When I first came to Spain, going out to dinner with friends was a constant nightmare. Don’t get me wrong, it wasn’t that I would have rather been at home. I’m from the restaurant capital of the world and therefore, eating out is a part of my genetic code. Even still, I just couldn’t get into the Spanish food scene. One too many nights of walking for hours only to end up in a noisy, lackluster bar with trash filled floors just wasn’t doing it for me.
Let me clarify, the food wasn’t the problem. In fact, I soon realized that the dirtier the place, the better the eats. The real issue was the ambiance…
The majority of us true foodies would agree that ambiance awakens the palate. Some of the best restaurants in the world get this, but for some reason the typical Spanish bar at that time just kept missing the mark. Granted we all want a good plate but who can digest even the most amazing of Bravas knee deep in toothpicks and empty chicken bones.
Looks can be deceiving (not that this place is deceiving ;-))
Call me a food snob if you may, but where I come from eating out was a full packaged deal. For my friends and I, Friday night dinners meant a pair of heels and a new outfit; It was that much of an event. Many of us Expats are used to restaurants that cater to all of the senses: Gourmet flavors heightened by smooth jams and a decor that made you stay three hours and then decide to order dessert. As such, the Spanish, no frills bar atmosphere presented a real dining dilemma.
Fast forward five years and I still dread going out to dinner…
It’s true, the Spain of yesteryears, where the quality was only in the food, has since died out. An influx of people from cultures where restaurant quality is synonymous with chic decor has taken over the best restaurant barrios in Madrid. The issue now is that often times the pretty package does not match the plate. It’s sad to say, many of my beloved restaurants have been replaced or bought out by hipster architects who just don’t understand what great food is.
Just a week ago, I went with a friend to a restaurant that looked like something out of a magazine. The felt purple booths, jazz remakes of fifties favorites and perfect lighting made it a place where you could settle in and get lost in the night. A look at the fusion menu and decent prices won me over immediately. I had very high expectations.
Sadly by the end of the second course, everything that drew me to the restaurant began to annoy me. The portions were ridiculously tiny, the meat tasted like it was straight from the frozen section and the icing on our cake was beginning to curdle from improper storing. By the end of the night, I felt suckered. You know that feeling, like when you finally buy a pair of shoes that you have been eyeing for months and you put those bad boys on only to realize walking in them is a torture test. Yeah…I was that annoyed.

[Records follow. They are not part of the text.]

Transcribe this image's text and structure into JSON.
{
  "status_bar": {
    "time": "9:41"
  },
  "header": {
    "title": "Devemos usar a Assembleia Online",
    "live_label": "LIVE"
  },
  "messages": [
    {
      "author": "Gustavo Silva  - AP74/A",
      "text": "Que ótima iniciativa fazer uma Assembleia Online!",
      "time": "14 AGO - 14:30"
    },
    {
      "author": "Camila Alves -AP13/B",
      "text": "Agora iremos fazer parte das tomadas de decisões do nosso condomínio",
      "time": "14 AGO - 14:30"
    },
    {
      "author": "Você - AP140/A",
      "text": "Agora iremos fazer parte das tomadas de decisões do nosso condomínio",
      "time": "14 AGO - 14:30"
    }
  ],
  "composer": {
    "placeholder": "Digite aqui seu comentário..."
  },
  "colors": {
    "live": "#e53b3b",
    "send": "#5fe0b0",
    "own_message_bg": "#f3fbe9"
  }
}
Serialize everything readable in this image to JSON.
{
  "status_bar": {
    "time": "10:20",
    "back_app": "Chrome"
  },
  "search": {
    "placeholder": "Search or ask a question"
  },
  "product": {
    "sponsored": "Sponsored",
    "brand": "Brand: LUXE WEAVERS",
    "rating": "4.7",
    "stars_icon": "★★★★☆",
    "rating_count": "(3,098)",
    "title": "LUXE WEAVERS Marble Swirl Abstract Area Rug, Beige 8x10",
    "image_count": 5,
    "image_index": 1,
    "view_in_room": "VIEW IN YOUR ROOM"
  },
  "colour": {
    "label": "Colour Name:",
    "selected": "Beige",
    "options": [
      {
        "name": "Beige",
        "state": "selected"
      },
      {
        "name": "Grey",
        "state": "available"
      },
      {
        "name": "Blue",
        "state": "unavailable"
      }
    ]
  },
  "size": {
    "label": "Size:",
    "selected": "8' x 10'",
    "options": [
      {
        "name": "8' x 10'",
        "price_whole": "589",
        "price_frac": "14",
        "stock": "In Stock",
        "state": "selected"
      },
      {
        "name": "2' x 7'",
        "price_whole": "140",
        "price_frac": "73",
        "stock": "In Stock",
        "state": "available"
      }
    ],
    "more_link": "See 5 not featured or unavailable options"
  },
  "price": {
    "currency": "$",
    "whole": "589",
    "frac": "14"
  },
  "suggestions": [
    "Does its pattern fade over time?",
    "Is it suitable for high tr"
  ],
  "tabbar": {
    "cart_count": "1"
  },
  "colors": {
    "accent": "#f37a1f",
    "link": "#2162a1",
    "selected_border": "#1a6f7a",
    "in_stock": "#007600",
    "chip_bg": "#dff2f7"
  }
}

So how do we keep from repeating this epic food fiasco?
Here’s a couple of tips to help keep you from wasting time on dinner duds: Everything worth finding out is at the bar. Don’t misuse the bar opportunity!!
1. Take a look at the menu before you leap into a seat.
The good thing about the Spanish dinning tradition is that restaurants most often publish their menus outside the door. Often times, the menu can be the first key to making or breaking a restaurant. Remember, in the restaurant world, less is always more. A good chef stays in his lane and would rather offer a couple of really well prepared dishes than 30 mediocre ones. If the menu is over crowded you can bet something will be missing at the end of the night.
2. Just order a cocktail.
One thing these deluxe decor dives usually have in common are amazing drinks and great bartenders. If you and your friends are heading out for a long night and time is not an issue, take a seat at the bar and have a cocktail. The key is this: While you’re having your drink, look around the restaurant , take in the vibe and keep an eye on what’s being ordered. If people are sticking around and the eats look great, get a table. If not…on to the next one!
3. Ask questions!
Anyone who has been in Spain for a while knows that asking questions at a restaurant traditionally was a surefire way to get your food tampered with. There was a definite “don’t ask, just eat” unwritten code. Thankfully those days are slowly but surely disappearing. Now, bragging about locally grown ingredients is a sign of success. Don’t be afraid to take advantage of this and ask how and where your food is coming from. Usually, a good restaurant will have good answers. Always look at the menu before going in. The simpler the better.
4. Make friends with the table next to you.
Warning: This technique is not for the faint at heart but it’s definitely worth it! Sometimes when I’m eating alone or out with a small group of friends I chat up the table next to me. Now please understand, I’m not recommending you tell your life story (creepy won’t get you far!). Still, you’d be surprised how friendly people become with a full belly. Rest assured that people in Spain tend to be a bit more sociable with strangers at bars anyway. Even those who aren’t Spanish usually like the chance to bond with a fellow Expat. What better way to do it than over a glass of wine? So the next time you’re out just throw out a quick “Hey I noticed you were speaking English! That looks so good, what are you eating?” It’s a great way to find out what’s good. Besides, you may end up meeting some really cool people.
5. Check out MuchBites!
Really, is there any explanation needed here? As always, we’ve got you covered on all of the new and up-in-coming places that are worth your patronage. For a list of restaurants that have elements of both decor and delish, check out our “Repeat a Million a Times Eateries.”